Silverlight and MVVM
All of Affirma Consulting’s Silverlight projects use the MVVM (Model-View-ViewModel) pattern. This design pattern is modular, testable, and takes advantage of Silverlight’s powerful data-binding capabilities.
A selection of resources on MVVM and Silverlight:
You can find many, many more with a quick Google search and you’ll quickly learn that arrayed around the central MVVM pattern, people tend to use things like ServiceLocator patterns, variations on Observer or Signals And Slots to perform messaging between ViewModels, and that really no one completely agrees on what MVVM is. That’s one thing you quickly discover. There 8 dozen existing MVVM frameworks out there. They each wire up the references in a different way. And they each contain a different sampling of satellite features.
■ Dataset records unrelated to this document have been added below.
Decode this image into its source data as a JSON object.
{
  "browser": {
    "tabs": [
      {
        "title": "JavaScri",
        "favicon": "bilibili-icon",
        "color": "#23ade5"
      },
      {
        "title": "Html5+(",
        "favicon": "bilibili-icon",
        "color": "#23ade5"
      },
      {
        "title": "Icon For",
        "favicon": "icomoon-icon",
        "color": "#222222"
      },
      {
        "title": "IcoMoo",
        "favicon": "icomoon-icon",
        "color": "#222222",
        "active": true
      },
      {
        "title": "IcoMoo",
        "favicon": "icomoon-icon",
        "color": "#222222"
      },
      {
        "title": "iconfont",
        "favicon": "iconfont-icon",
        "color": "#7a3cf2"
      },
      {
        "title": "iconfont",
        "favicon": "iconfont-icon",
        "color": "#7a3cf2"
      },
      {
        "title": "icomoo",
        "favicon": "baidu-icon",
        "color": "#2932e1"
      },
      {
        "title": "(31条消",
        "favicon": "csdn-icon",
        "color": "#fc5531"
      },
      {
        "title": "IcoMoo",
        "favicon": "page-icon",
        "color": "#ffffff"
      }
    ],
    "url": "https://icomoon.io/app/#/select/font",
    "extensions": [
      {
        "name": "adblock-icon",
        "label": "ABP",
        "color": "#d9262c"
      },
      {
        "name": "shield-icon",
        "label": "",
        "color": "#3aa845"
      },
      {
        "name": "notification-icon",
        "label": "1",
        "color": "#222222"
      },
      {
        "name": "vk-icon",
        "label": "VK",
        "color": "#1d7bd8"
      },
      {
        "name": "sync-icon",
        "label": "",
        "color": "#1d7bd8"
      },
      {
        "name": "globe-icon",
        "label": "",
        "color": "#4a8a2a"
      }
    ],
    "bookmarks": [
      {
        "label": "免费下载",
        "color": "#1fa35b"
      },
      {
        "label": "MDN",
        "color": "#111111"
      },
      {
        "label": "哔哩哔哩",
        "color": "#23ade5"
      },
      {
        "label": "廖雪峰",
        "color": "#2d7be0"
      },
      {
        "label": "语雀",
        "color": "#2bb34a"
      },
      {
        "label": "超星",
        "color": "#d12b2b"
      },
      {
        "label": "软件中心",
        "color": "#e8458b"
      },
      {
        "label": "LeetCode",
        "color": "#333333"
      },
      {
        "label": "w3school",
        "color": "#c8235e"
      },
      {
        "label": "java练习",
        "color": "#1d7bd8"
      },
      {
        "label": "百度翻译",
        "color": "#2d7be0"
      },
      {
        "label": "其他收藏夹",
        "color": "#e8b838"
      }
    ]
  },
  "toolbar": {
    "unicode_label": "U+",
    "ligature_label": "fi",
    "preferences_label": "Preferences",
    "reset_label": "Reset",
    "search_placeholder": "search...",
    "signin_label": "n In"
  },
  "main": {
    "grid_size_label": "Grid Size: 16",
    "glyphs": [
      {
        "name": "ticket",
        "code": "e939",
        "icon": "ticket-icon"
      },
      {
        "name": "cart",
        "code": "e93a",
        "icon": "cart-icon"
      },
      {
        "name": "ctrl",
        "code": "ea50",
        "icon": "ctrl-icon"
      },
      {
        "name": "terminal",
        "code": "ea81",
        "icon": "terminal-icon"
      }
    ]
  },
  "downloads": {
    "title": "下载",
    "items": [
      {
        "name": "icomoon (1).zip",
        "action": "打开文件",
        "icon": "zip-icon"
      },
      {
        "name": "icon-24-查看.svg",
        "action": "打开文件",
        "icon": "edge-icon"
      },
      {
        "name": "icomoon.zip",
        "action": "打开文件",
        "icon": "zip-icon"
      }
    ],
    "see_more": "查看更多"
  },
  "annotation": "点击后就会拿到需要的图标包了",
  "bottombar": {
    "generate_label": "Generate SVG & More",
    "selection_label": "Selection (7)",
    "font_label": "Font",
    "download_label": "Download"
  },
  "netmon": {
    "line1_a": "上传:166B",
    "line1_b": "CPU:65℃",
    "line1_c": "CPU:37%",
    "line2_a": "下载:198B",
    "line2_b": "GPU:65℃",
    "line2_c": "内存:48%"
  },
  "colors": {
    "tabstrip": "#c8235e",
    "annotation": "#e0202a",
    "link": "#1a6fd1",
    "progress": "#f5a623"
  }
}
For example, what is a ViewModel? Is it a view into the Model? Maybe. It certainly wraps the model data in a form that is useful for the view. But more than that, it’s a model of the view. The ViewModel maintains state for the View. Anything in the View that can change should be bound to a property on the ViewModel. But now the ViewModel is performing two jobs, which is a violation of singularity of purpose. So we could split it in two and have a model wrapper and a view state machine. There’s a reason no one does this. It’s just too much make-work for the payoff. When done well, our ViewModels tend to be pretty simple anyway. Why create roadblocks between the view state and the model state?
This is just the first of many postings we’ll be making on MVVM. Check back frequently for discussions of the intricacies.